Once you've built your sailplane (you did follow the kit instructions, didn't you?), get someone to help you check the controls and balance the plane as per the instructions. Correct balance means that the center of gravity (C/G) is correctly set so the plane's lifting center is near the center of lift generated by the wing. If your sailplane is NOT balanced properly, it simply won't fly right or worse you may have no control over the plane after it leaves your launching hand. Only after you are sure the plane is balanced properly and that the control surfaces (rudder and elevator) move the right direction when you move the 'sticks' on the transmitter, you're ready to try it out.
When I first started I thought that I could do everything myself. I built the entire plane, covered it, installed the radio, and generally thought I could do it all (testosterone poisoning, no doubt!). My father (yeah, this was a LONG time ago) drove me to the local slope where I'd heard they flew r/c sailplanes. I was all ready to toss it out into the air when, luckily for me, a 'nice flyer guy' came over to see my new plane and offered to help. If he hadn't, my first flight would probably have been disaster. I had hooked up the elevator backwards and the servo that controlled the rudder came loose as soon as the slightest pressure was applied to the linkage. This would have probably resulted in the plane going out of control immediately after launch. Instead, with his help he had my plane fixed up in only 10 minutes, right at the slope. He also volunteered to teach me how to fly and I really needed that too (even though I thought I didn't need help). And, yes! My plane flew!
If you're really shy and would rather do things yourself, I'd still get someone to look over the setup in your plane and verify that things are, at least, hooked up to the rudder and elevator correctly. After that you can practice in a local school yard by hand launching your sailplane to get the basic feel.
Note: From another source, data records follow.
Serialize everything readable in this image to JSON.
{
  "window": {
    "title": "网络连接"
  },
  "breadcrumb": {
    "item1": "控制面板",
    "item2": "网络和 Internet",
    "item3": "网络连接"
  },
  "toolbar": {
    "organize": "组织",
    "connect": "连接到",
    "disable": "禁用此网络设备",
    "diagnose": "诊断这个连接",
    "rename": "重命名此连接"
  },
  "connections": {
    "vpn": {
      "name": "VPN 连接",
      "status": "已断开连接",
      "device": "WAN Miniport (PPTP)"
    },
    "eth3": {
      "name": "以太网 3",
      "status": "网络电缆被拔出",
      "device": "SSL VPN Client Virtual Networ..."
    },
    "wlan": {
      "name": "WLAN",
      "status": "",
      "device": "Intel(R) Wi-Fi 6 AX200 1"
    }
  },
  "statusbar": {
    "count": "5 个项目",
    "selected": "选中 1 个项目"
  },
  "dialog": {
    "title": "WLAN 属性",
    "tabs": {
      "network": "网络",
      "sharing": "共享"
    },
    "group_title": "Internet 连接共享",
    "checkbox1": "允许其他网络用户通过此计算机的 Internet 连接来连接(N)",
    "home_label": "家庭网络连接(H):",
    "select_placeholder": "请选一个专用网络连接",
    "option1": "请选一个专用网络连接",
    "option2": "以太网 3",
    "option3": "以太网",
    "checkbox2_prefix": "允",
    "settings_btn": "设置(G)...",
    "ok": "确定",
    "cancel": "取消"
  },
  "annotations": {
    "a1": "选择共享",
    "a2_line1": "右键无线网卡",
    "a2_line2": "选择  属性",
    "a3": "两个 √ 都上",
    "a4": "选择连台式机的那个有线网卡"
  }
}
It's risky, but private.
Still need more information about beginning in sailplanes?
Do you have some of your own stories you'd like to tell? I'll post them in the articles section if you care to share.
Here's a partial list of beginner sailplanes (there always seems to be more):
- Canterbury "Eaglet" 48" span, handlaunch, slope & thermal
- Canterbury "Ranger" 67" span, polyhedral trainer
- Dave's Aircraft Works/SkyKing "Schweizer 1-26 Foamie HLG"
- Dave's Aircraft Works/SkyKing "Schweizer 1-26 2 Meter Foamie "
- Great Planes "Fling ARF" prebuilt
- Great Planes "Fling 2M ARF" 78" wingspan, prebuilt
- NSP "Defiant" 78.8" span, EPP polyhedral beginners sailplane
- NSP "Easy Glider" 70" span, Elapor Foam
- NSP "Easy Glider Pro" 72" span, Elapor Foam
- NSP "Kestrel 2M" 78.8" span, built-up construction
- NSP "Look" 40" span, all EPP
- Windrider "Easy EPP" 55" span, EPP ARF